■ Directions: From start to end, write out the following data exactly, apart from its images.

■ Website and app data records:
--------------------------------
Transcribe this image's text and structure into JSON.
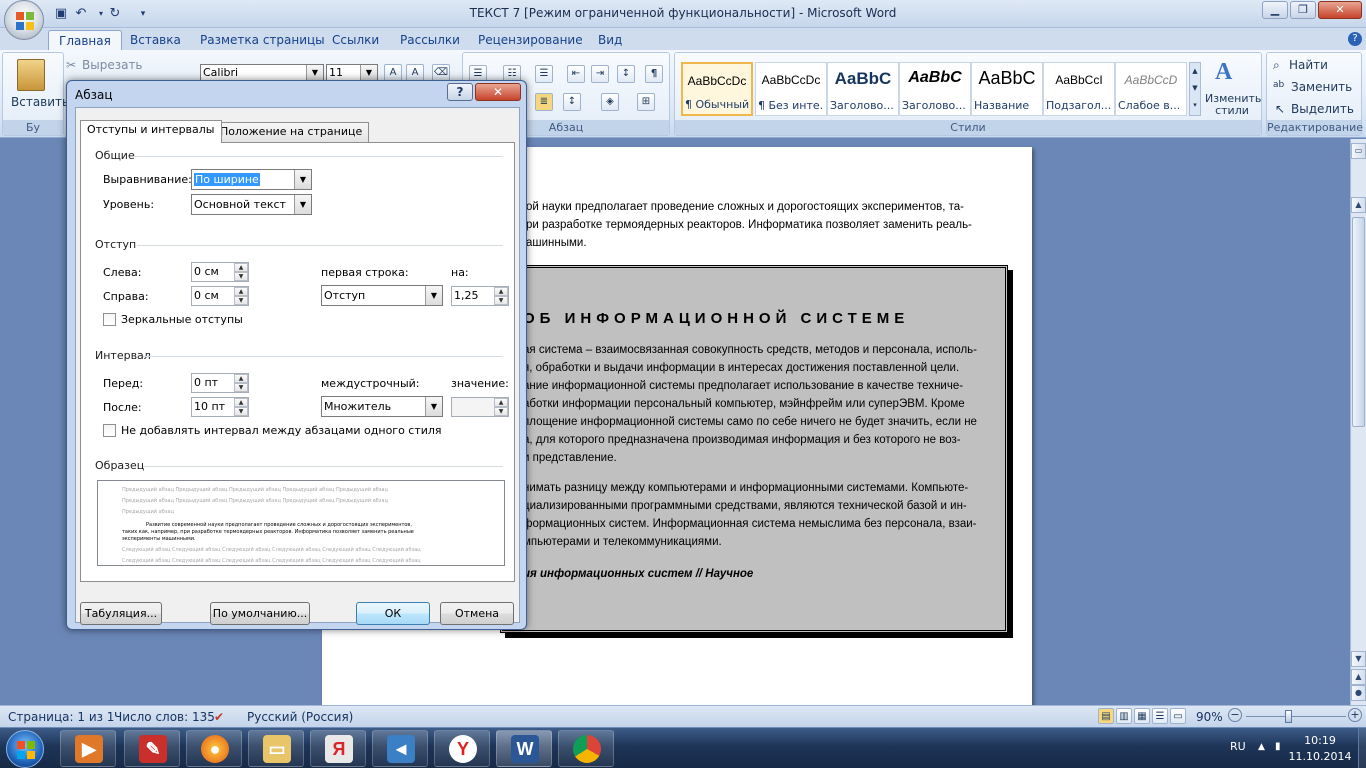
{
  "window": {
    "title": "ТЕКСТ 7 [Режим ограниченной функциональности] - Microsoft Word"
  },
  "ribbon": {
    "tabs": [
      "Главная",
      "Вставка",
      "Разметка страницы",
      "Ссылки",
      "Рассылки",
      "Рецензирование",
      "Вид"
    ],
    "active_tab": "Главная",
    "clipboard": {
      "paste_label": "Вставить",
      "cut_label": "Вырезать",
      "group_label_partial": "Бу"
    },
    "font": {
      "name": "Calibri",
      "size": "11"
    },
    "paragraph_group_label": "Абзац",
    "styles_group_label": "Стили",
    "styles": [
      {
        "sample": "AaBbCcDc",
        "name": "¶ Обычный",
        "active": true
      },
      {
        "sample": "AaBbCcDc",
        "name": "¶ Без инте..."
      },
      {
        "sample": "AaBbC",
        "name": "Заголово..."
      },
      {
        "sample": "AaBbC",
        "name": "Заголово..."
      },
      {
        "sample": "AaBbC",
        "name": "Название"
      },
      {
        "sample": "AaBbCcI",
        "name": "Подзагол..."
      },
      {
        "sample": "AaBbCcD",
        "name": "Слабое в..."
      }
    ],
    "change_styles_label": "Изменить стили",
    "editing_group_label": "Редактирование",
    "find_label": "Найти",
    "replace_label": "Заменить",
    "select_label": "Выделить"
  },
  "document": {
    "top_lines": [
      "ой науки предполагает проведение сложных и дорогостоящих экспериментов, та-",
      "ри разработке термоядерных реакторов. Информатика позволяет заменить реаль-",
      "ашинными."
    ],
    "box_title": "ОБ ИНФОРМАЦИОННОЙ СИСТЕМЕ",
    "box_lines": [
      "ая система – взаимосвязанная совокупность средств, методов и персонала, исполь-",
      "я, обработки и выдачи информации в интересах достижения поставленной цели.",
      "ание информационной системы предполагает использование в качестве техниче-",
      "аботки информации персональный компьютер, мэйнфрейм или суперЭВМ. Кроме",
      "площение информационной системы само по себе ничего не будет значить, если не",
      "а, для которого предназначена производимая информация и без которого не воз-",
      "и представление.",
      "нимать разницу между компьютерами и информационными системами. Компьюте-",
      "циализированными программными средствами, являются технической базой и ин-",
      "формационных систем. Информационная система немыслима без персонала, взаи-",
      "мпьютерами и телекоммуникациями."
    ],
    "box_citation": "ия информационных систем // Научное"
  },
  "dialog": {
    "title": "Абзац",
    "help_label": "?",
    "close_label": "✕",
    "tabs": [
      "Отступы и интервалы",
      "Положение на странице"
    ],
    "general": {
      "title": "Общие",
      "alignment_label": "Выравнивание:",
      "alignment_value": "По ширине",
      "level_label": "Уровень:",
      "level_value": "Основной текст"
    },
    "indent": {
      "title": "Отступ",
      "left_label": "Слева:",
      "left_value": "0 см",
      "right_label": "Справа:",
      "right_value": "0 см",
      "first_line_label": "первая строка:",
      "first_line_value": "Отступ",
      "by_label": "на:",
      "by_value": "1,25",
      "mirror_label": "Зеркальные отступы"
    },
    "spacing": {
      "title": "Интервал",
      "before_label": "Перед:",
      "before_value": "0 пт",
      "after_label": "После:",
      "after_value": "10 пт",
      "line_label": "междустрочный:",
      "line_value": "Множитель",
      "at_label": "значение:",
      "at_value": "",
      "no_space_label": "Не добавлять интервал между абзацами одного стиля"
    },
    "preview": {
      "title": "Образец",
      "prev_text": "Предыдущий абзац Предыдущий абзац Предыдущий абзац Предыдущий абзац Предыдущий абзац",
      "prev_text_short": "Предыдущий абзац",
      "sample_lines": [
        "Развитие современной науки предполагает проведение сложных и дорогостоящих экспериментов,",
        "таких как, например, при разработке термоядерных реакторов. Информатика позволяет заменить реальные",
        "эксперименты машинными."
      ],
      "next_text": "Следующий абзац Следующий абзац Следующий абзац Следующий абзац Следующий абзац Следующий абзац"
    },
    "buttons": {
      "tabs": "Табуляция...",
      "default": "По умолчанию...",
      "ok": "ОК",
      "cancel": "Отмена"
    }
  },
  "statusbar": {
    "page": "Страница: 1 из 1",
    "words": "Число слов: 135",
    "language": "Русский (Россия)",
    "zoom": "90%"
  },
  "taskbar": {
    "lang": "RU",
    "time": "10:19",
    "date": "11.10.2014"
  }
}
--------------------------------
■ Exercise answer:
Transcribe this image's text and structure into JSON.
{
  "window": {
    "title": "ТЕКСТ 7 [Режим ограниченной функциональности] - Microsoft Word"
  },
  "ribbon": {
    "tabs": [
      "Главная",
      "Вставка",
      "Разметка страницы",
      "Ссылки",
      "Рассылки",
      "Рецензирование",
      "Вид"
    ],
    "active_tab": "Главная",
    "clipboard": {
      "paste_label": "Вставить",
      "cut_label": "Вырезать",
      "group_label_partial": "Бу"
    },
    "font": {
      "name": "Calibri",
      "size": "11"
    },
    "paragraph_group_label": "Абзац",
    "styles_group_label": "Стили",
    "styles": [
      {
        "sample": "AaBbCcDc",
        "name": "¶ Обычный",
        "active": true
      },
      {
        "sample": "AaBbCcDc",
        "name": "¶ Без инте..."
      },
      {
        "sample": "AaBbC",
        "name": "Заголово..."
      },
      {
        "sample": "AaBbC",
        "name": "Заголово..."
      },
      {
        "sample": "AaBbC",
        "name": "Название"
      },
      {
        "sample": "AaBbCcI",
        "name": "Подзагол..."
      },
      {
        "sample": "AaBbCcD",
        "name": "Слабое в..."
      }
    ],
    "change_styles_label": "Изменить стили",
    "editing_group_label": "Редактирование",
    "find_label": "Найти",
    "replace_label": "Заменить",
    "select_label": "Выделить"
  },
  "document": {
    "top_lines": [
      "ой науки предполагает проведение сложных и дорогостоящих экспериментов, та-",
      "ри разработке термоядерных реакторов. Информатика позволяет заменить реаль-",
      "ашинными."
    ],
    "box_title": "ОБ ИНФОРМАЦИОННОЙ СИСТЕМЕ",
    "box_lines": [
      "ая система – взаимосвязанная совокупность средств, методов и персонала, исполь-",
      "я, обработки и выдачи информации в интересах достижения поставленной цели.",
      "ание информационной системы предполагает использование в качестве техниче-",
      "аботки информации персональный компьютер, мэйнфрейм или суперЭВМ. Кроме",
      "площение информационной системы само по себе ничего не будет значить, если не",
      "а, для которого предназначена производимая информация и без которого не воз-",
      "и представление.",
      "нимать разницу между компьютерами и информационными системами. Компьюте-",
      "циализированными программными средствами, являются технической базой и ин-",
      "формационных систем. Информационная система немыслима без персонала, взаи-",
      "мпьютерами и телекоммуникациями."
    ],
    "box_citation": "ия информационных систем // Научное"
  },
  "dialog": {
    "title": "Абзац",
    "help_label": "?",
    "close_label": "✕",
    "tabs": [
      "Отступы и интервалы",
      "Положение на странице"
    ],
    "general": {
      "title": "Общие",
      "alignment_label": "Выравнивание:",
      "alignment_value": "По ширине",
      "level_label": "Уровень:",
      "level_value": "Основной текст"
    },
    "indent": {
      "title": "Отступ",
      "left_label": "Слева:",
      "left_value": "0 см",
      "right_label": "Справа:",
      "right_value": "0 см",
      "first_line_label": "первая строка:",
      "first_line_value": "Отступ",
      "by_label": "на:",
      "by_value": "1,25",
      "mirror_label": "Зеркальные отступы"
    },
    "spacing": {
      "title": "Интервал",
      "before_label": "Перед:",
      "before_value": "0 пт",
      "after_label": "После:",
      "after_value": "10 пт",
      "line_label": "междустрочный:",
      "line_value": "Множитель",
      "at_label": "значение:",
      "at_value": "",
      "no_space_label": "Не добавлять интервал между абзацами одного стиля"
    },
    "preview": {
      "title": "Образец",
      "prev_text": "Предыдущий абзац Предыдущий абзац Предыдущий абзац Предыдущий абзац Предыдущий абзац",
      "prev_text_short": "Предыдущий абзац",
      "sample_lines": [
        "Развитие современной науки предполагает проведение сложных и дорогостоящих экспериментов,",
        "таких как, например, при разработке термоядерных реакторов. Информатика позволяет заменить реальные",
        "эксперименты машинными."
      ],
      "next_text": "Следующий абзац Следующий абзац Следующий абзац Следующий абзац Следующий абзац Следующий абзац"
    },
    "buttons": {
      "tabs": "Табуляция...",
      "default": "По умолчанию...",
      "ok": "ОК",
      "cancel": "Отмена"
    }
  },
  "statusbar": {
    "page": "Страница: 1 из 1",
    "words": "Число слов: 135",
    "language": "Русский (Россия)",
    "zoom": "90%"
  },
  "taskbar": {
    "lang": "RU",
    "time": "10:19",
    "date": "11.10.2014"
  }
}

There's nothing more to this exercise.